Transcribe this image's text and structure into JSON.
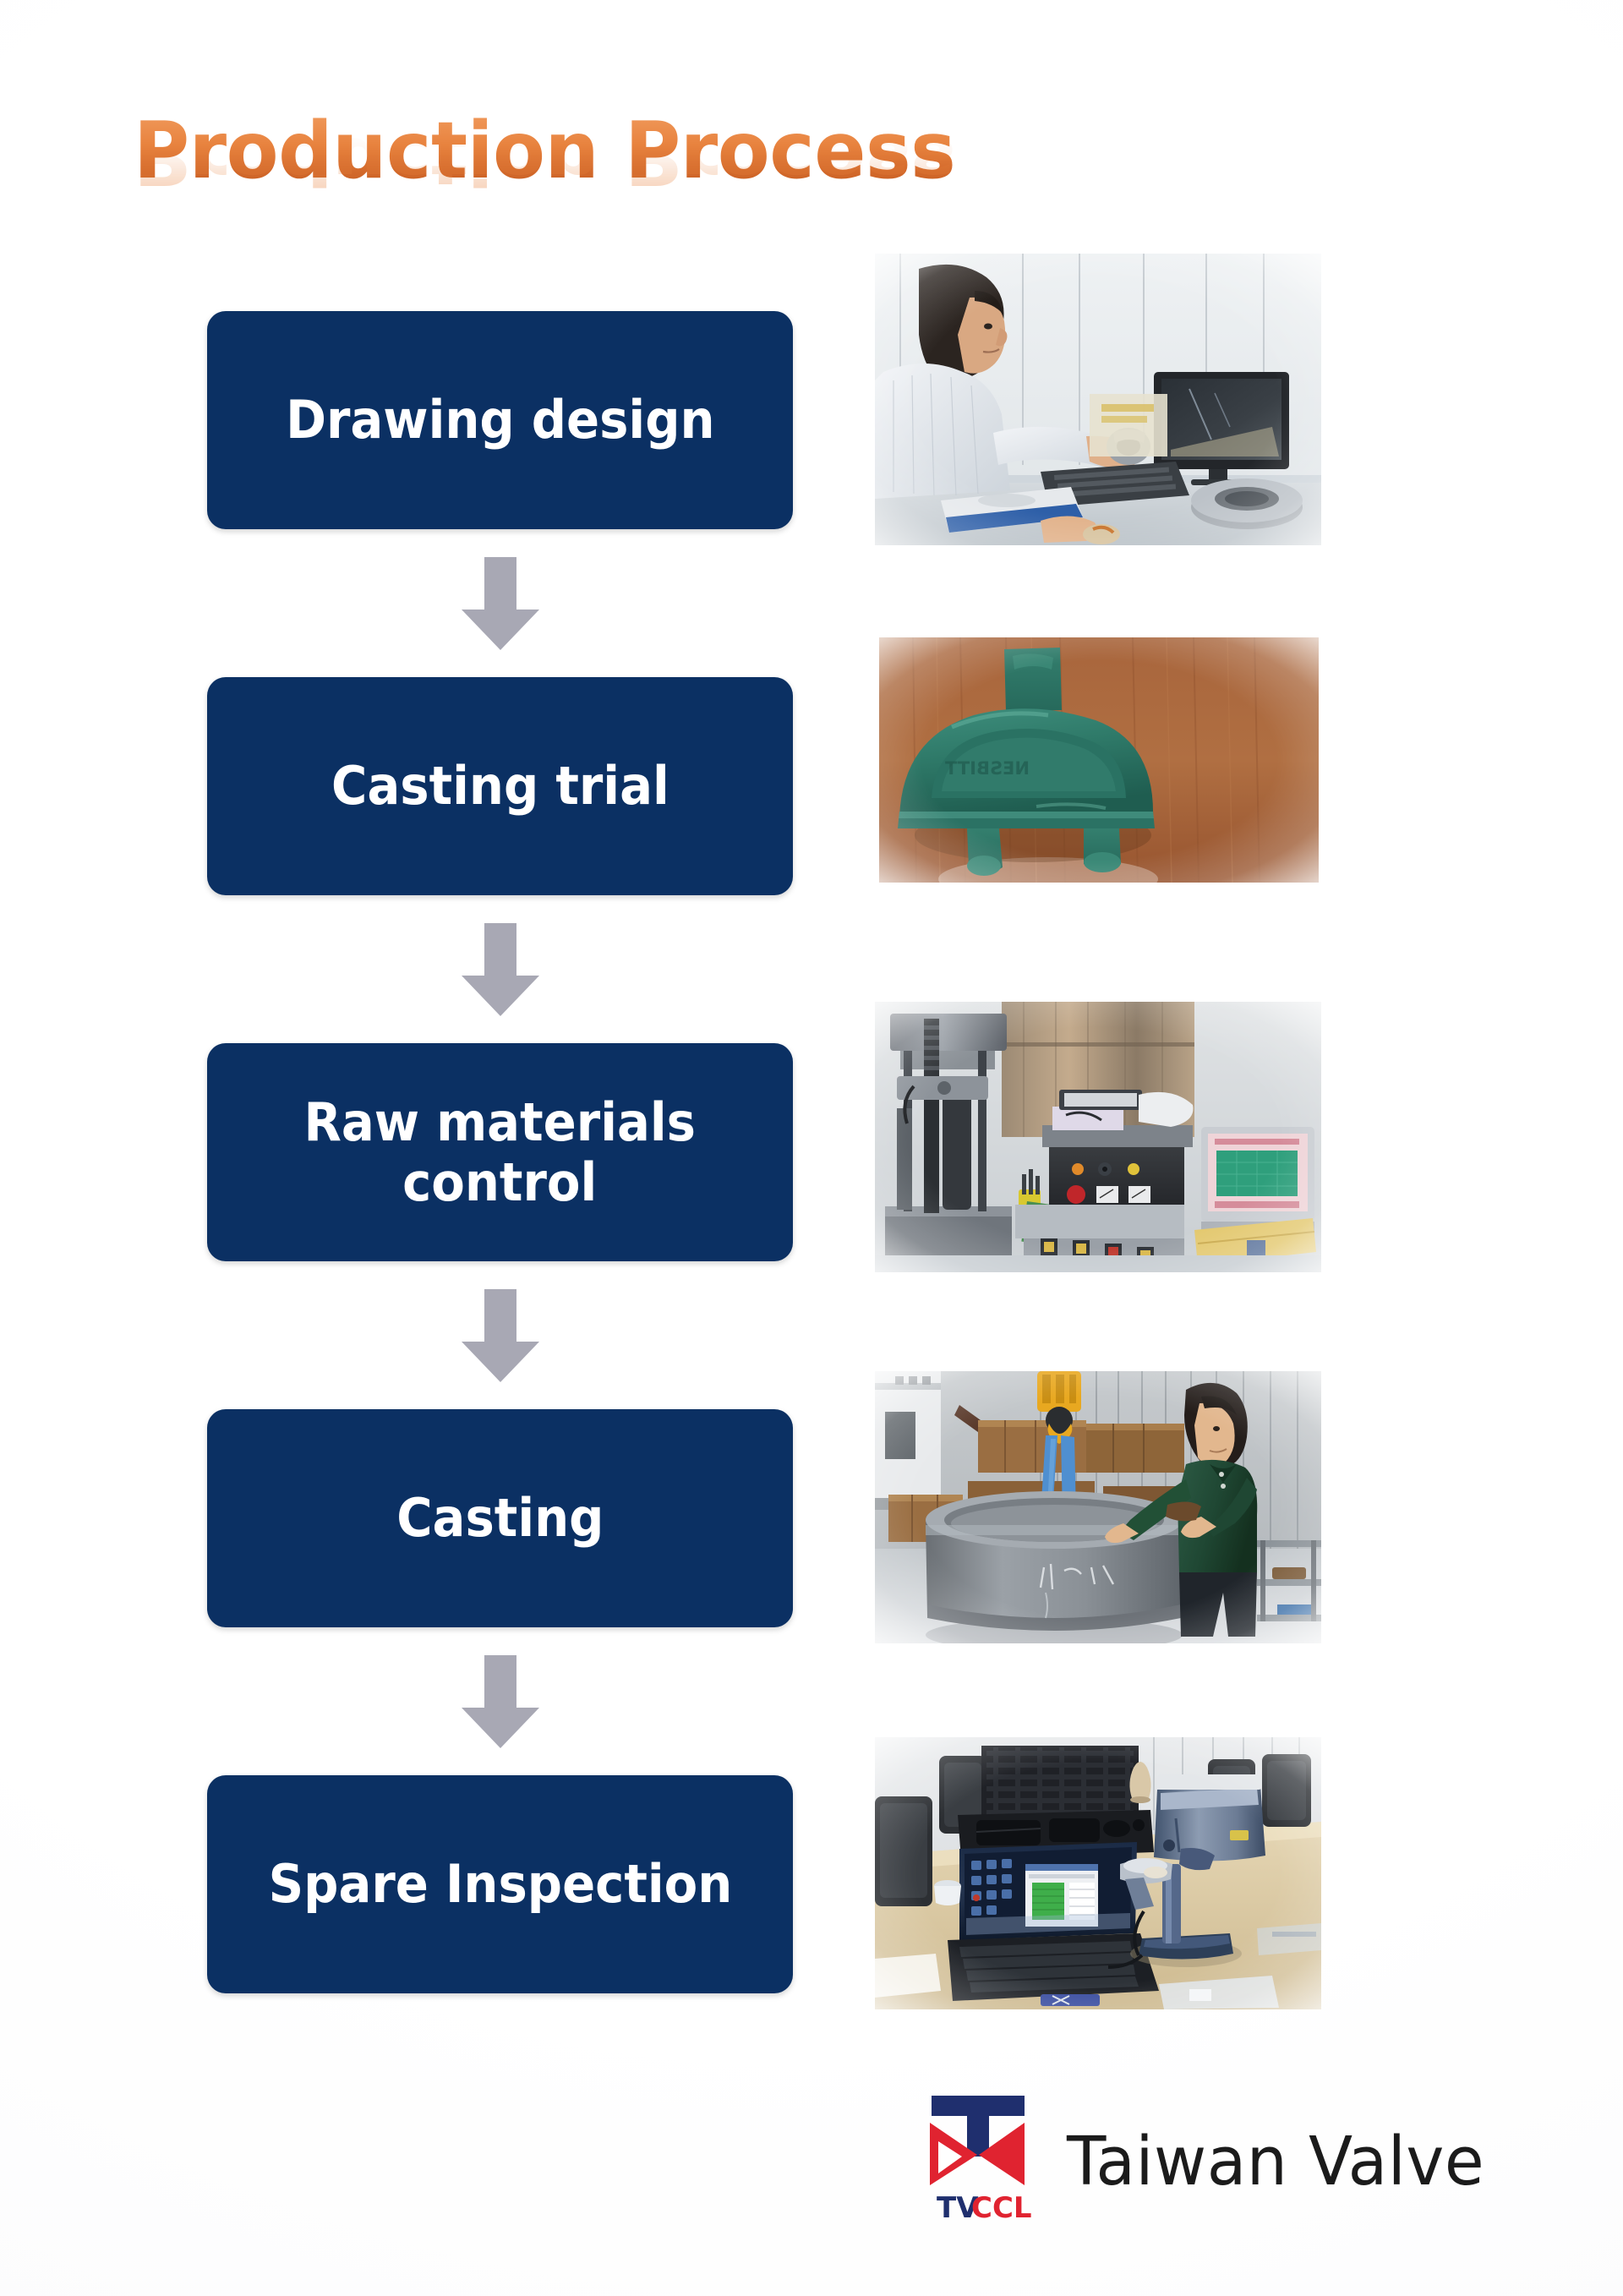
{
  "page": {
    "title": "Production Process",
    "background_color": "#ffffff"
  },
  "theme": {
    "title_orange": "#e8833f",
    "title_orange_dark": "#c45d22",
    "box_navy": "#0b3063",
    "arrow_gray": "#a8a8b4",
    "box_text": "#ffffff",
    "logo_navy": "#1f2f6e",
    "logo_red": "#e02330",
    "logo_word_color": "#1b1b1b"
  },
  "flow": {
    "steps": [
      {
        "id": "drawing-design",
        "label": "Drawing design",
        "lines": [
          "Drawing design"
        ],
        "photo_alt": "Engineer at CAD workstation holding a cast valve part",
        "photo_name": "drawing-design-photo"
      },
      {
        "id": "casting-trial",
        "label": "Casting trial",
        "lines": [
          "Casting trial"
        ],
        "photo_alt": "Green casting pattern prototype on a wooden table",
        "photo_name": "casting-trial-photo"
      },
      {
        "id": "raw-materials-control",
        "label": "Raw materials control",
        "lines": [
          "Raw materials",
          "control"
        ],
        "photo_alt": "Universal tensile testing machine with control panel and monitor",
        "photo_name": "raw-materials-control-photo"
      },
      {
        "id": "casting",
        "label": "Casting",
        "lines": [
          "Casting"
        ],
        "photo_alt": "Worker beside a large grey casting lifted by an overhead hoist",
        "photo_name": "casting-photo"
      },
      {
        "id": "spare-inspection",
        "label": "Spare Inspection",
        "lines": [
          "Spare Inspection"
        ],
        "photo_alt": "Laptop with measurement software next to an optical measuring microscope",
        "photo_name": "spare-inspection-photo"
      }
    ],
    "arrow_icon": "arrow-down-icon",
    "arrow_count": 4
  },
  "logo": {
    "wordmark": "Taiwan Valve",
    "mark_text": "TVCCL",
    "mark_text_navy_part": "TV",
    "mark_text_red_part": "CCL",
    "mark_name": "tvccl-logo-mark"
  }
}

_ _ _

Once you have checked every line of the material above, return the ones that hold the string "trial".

        "id": "casting-trial",
        "label": "Casting trial",
          "Casting trial"
        "photo_name": "casting-trial-photo"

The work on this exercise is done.